59000beans t1_itmpoih wrote

No, you would apportion your income when doing your taxes. So, basically, take all the "working days" and take whatever portion was NH or MA.


kberson t1_itn3bxy wrote

This is what I do; I’ve kept a list every year of the days I WFH, and when I file my Mass taxes, there’s a place to report this.


CocoTheElder t1_itqez4o wrote

You just have to file an MA NR/PT tax form, where you specify allocation based on days worked in MA. Done it for years, and MA sends back the refund. (Note that if you use TurboTax, the program tries to tell you this is not possible)


trahloc t1_its6u28 wrote

Have you tried reaching out to your employer to get yourself exempted with the passage of HB1097?


Peeeculiar t1_itmex6t wrote



adepssimius t1_itnhqdn wrote

Nope. You pay taxes in the state where you live/work. If you didn't physically work in MA and don't live in MA then MA has no grounds to tax you.


Peeeculiar t1_itniqk3 wrote

If you live in NH and work in NH, then MA has no grounds to tax you.

If you live in NH and your W2 shows that you work in MA then you will generally be subject to the 5% MA income tax.


adepssimius t1_itnnhyw wrote

You claim you worked no days in MA as a nonresident and they are able to tax you for 0 out of 365 days. Tax liability has to do with your residence and physical work location. If your employer withholds for a state you never worked in, that's their clerical error and you are entitled to a refund of that amount.


Stickyfynger t1_itn3oax wrote

My sister somehow has to pay it (she works in methuen) but gets a refund every year.


DemonDuo t1_itodsq7 wrote

Yes. If your company is based out of Maine and you work in Mass they get to double dip too.


Happy_Confection90 t1_itofn23 wrote

Yes. We lost a huge lawsuit over the issue during the early part of the pandemic. Didn't we? I swear I read we lost the case (or at least by the surpreme court rejecting hearing it MA effectively won) but the conflicting answers are getting me confused...

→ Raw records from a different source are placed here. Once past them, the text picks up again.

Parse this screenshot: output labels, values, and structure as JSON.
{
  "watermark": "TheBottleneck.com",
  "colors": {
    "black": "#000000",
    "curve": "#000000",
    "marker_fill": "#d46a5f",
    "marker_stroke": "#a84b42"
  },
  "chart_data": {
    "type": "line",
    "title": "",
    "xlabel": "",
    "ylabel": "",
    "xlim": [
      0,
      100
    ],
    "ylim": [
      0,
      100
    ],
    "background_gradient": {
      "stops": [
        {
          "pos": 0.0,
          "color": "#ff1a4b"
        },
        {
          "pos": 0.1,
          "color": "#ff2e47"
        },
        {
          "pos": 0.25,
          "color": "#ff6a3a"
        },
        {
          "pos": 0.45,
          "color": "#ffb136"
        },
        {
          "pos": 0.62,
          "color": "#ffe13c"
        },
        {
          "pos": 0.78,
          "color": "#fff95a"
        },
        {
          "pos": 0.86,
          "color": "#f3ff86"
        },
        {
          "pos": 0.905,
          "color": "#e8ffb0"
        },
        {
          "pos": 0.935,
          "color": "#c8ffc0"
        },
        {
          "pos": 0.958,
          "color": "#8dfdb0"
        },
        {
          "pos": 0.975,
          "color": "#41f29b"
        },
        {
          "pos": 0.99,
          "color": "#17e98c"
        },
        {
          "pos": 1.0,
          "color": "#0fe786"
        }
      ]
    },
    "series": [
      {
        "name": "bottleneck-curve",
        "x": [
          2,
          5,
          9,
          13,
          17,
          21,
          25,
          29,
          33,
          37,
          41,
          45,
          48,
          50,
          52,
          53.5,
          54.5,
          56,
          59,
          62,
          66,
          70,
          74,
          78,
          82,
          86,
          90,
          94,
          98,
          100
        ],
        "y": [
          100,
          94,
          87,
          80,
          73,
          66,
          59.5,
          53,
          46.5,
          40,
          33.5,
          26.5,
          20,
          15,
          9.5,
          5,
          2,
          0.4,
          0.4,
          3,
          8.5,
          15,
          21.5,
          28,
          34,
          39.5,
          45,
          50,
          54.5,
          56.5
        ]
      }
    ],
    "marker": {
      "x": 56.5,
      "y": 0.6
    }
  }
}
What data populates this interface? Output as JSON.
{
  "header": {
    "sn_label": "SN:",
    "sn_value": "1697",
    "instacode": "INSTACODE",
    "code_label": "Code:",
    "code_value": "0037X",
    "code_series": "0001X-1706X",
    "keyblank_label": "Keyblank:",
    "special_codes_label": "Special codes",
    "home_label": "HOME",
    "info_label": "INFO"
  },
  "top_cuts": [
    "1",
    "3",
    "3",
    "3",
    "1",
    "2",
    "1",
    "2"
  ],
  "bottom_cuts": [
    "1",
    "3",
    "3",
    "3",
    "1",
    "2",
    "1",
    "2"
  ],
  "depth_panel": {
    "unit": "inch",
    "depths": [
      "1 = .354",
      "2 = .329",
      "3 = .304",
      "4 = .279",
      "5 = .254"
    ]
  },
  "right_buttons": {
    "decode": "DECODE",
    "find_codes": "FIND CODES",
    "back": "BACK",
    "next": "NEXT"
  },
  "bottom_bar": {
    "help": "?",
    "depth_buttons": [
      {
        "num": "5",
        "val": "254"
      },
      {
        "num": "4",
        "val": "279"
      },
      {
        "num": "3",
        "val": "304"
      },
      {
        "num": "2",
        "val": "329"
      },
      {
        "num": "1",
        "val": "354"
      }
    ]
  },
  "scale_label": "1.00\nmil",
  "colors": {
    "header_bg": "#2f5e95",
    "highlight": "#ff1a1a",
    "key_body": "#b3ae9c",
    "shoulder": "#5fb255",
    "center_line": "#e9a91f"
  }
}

Tullyswimmer t1_itpec52 wrote

We did. However, MA finally ended their "emergency" back in September, so since September, it's back to the way it was before the pandemic - You only have to pay taxes on the percentage of income earned while physically in MA. So for a fully remote worker, they don't have to pay MA taxes. If you're partially remote (I worked for a company in MA and went in once a week, aka 20% of the time) you only pay on that percentage. So I'd only owe income taxes on 20% of my income in MA between September 2021 to when I left that job a few months ago.


pbrontap OP t1_itqovj7 wrote

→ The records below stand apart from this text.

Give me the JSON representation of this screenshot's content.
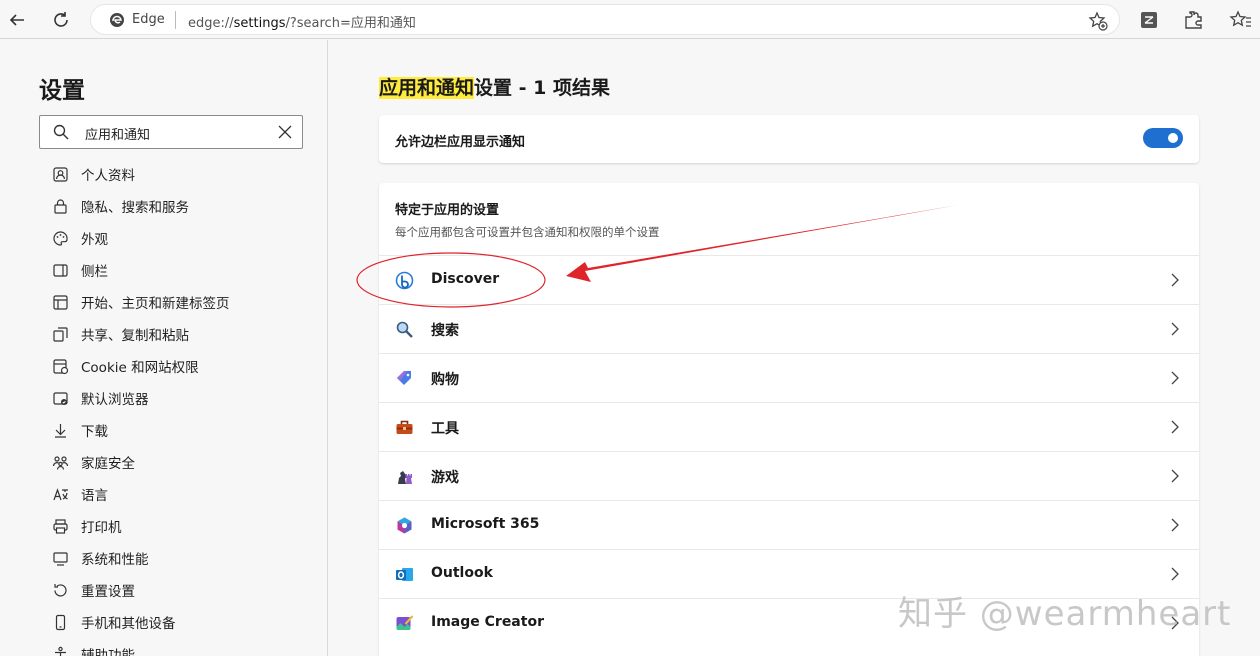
{
  "browser": {
    "site_label": "Edge",
    "url_prefix": "edge://",
    "url_host": "settings",
    "url_rest": "/?search=应用和通知"
  },
  "sidebar": {
    "title": "设置",
    "search_value": "应用和通知",
    "items": [
      {
        "label": "个人资料",
        "icon": "profile-icon"
      },
      {
        "label": "隐私、搜索和服务",
        "icon": "lock-icon"
      },
      {
        "label": "外观",
        "icon": "palette-icon"
      },
      {
        "label": "侧栏",
        "icon": "sidebar-icon"
      },
      {
        "label": "开始、主页和新建标签页",
        "icon": "home-grid-icon"
      },
      {
        "label": "共享、复制和粘贴",
        "icon": "share-icon"
      },
      {
        "label": "Cookie 和网站权限",
        "icon": "cookie-icon"
      },
      {
        "label": "默认浏览器",
        "icon": "browser-icon"
      },
      {
        "label": "下载",
        "icon": "download-icon"
      },
      {
        "label": "家庭安全",
        "icon": "family-icon"
      },
      {
        "label": "语言",
        "icon": "language-icon"
      },
      {
        "label": "打印机",
        "icon": "printer-icon"
      },
      {
        "label": "系统和性能",
        "icon": "system-icon"
      },
      {
        "label": "重置设置",
        "icon": "reset-icon"
      },
      {
        "label": "手机和其他设备",
        "icon": "phone-icon"
      },
      {
        "label": "辅助功能",
        "icon": "accessibility-icon"
      }
    ]
  },
  "main": {
    "title_highlight": "应用和通知",
    "title_rest": "设置 - 1 项结果",
    "sidebar_notify_label": "允许边栏应用显示通知",
    "sidebar_notify_enabled": true,
    "section_title": "特定于应用的设置",
    "section_subtitle": "每个应用都包含可设置并包含通知和权限的单个设置",
    "apps": [
      {
        "label": "Discover",
        "icon": "discover-icon"
      },
      {
        "label": "搜索",
        "icon": "search-app-icon"
      },
      {
        "label": "购物",
        "icon": "shopping-tag-icon"
      },
      {
        "label": "工具",
        "icon": "toolbox-icon"
      },
      {
        "label": "游戏",
        "icon": "games-icon"
      },
      {
        "label": "Microsoft 365",
        "icon": "m365-icon"
      },
      {
        "label": "Outlook",
        "icon": "outlook-icon"
      },
      {
        "label": "Image Creator",
        "icon": "image-creator-icon"
      }
    ]
  },
  "watermark": "知乎 @wearmheart",
  "colors": {
    "accent": "#1e6fd0",
    "highlight": "#ffeb3b",
    "annotation": "#e0242b"
  }
}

So if my paperwork says

"Work Location: Virtual Employee" do I have to pay?


MagicalPeanut t1_itrvnbr wrote

No, not if you are 100% remote.

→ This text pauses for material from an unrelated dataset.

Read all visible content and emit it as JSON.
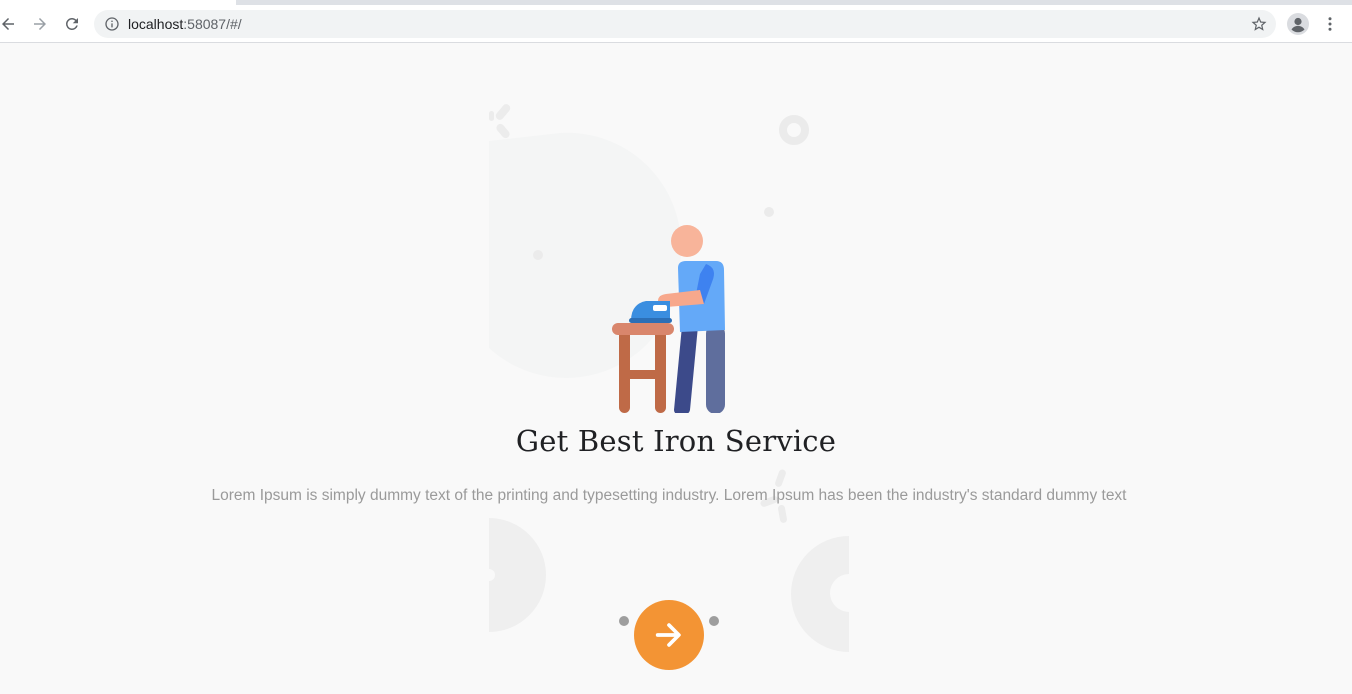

Some people in this thread are saying that you only need to pay for the days you are physically on-site in Mass, but I was told that I didn't even need to keep track unless I was in Mass >50% of the time. I think I was on-site three times this year and pay no income tax.


Lvngmyjoy t1_itrhmk4 wrote

My experience is yes


Anxious_Aide_2091 t1_itme7h6 wrote



adepssimius t1_itnhrxa wrote

Nope. You pay taxes in the state where you live/work. If you didn't physically work in MA and don't live in MA then MA has no grounds to tax you.


Deadly-Minds-215 t1_itni1xc wrote

You have to pay since if you weren’t remote you would work in Mass


capttuna t1_ito5zwt wrote

If you live in NH and work in MA you get a 1/4% back which is horse shit… I have no idea how it’s justified.. if all you do Is drive to the state for work and you pay for tolls and gas in the state in what way are your literal tax dollars serving you. It’s literally theft. Now I’m fine w paying unemployment taxes but where’s the rest going…


BowTiedAgorist t1_itpkjpz wrote

>If you live in NH and work in MA you get a 1/4% back which is horse shit… I have no idea how it’s justified..

I have no idea how theft is justified at all. let alone when they decide they only want to steal a quarter of it.


capttuna t1_itpkt3x wrote

They steal 5+% of your pay, you only get a 1/4 percent back if you live in Nh


Regulator275 t1_itnlk3u wrote

Taxachsetts sucking every last bit of taxes out of anyone they can. Lived there for 40 years and was so glad to leave.


donkeyduplex t1_itphihc wrote

Funny thing is that the total tax burden in MA isn't even top 10 in the US. Where do you live now?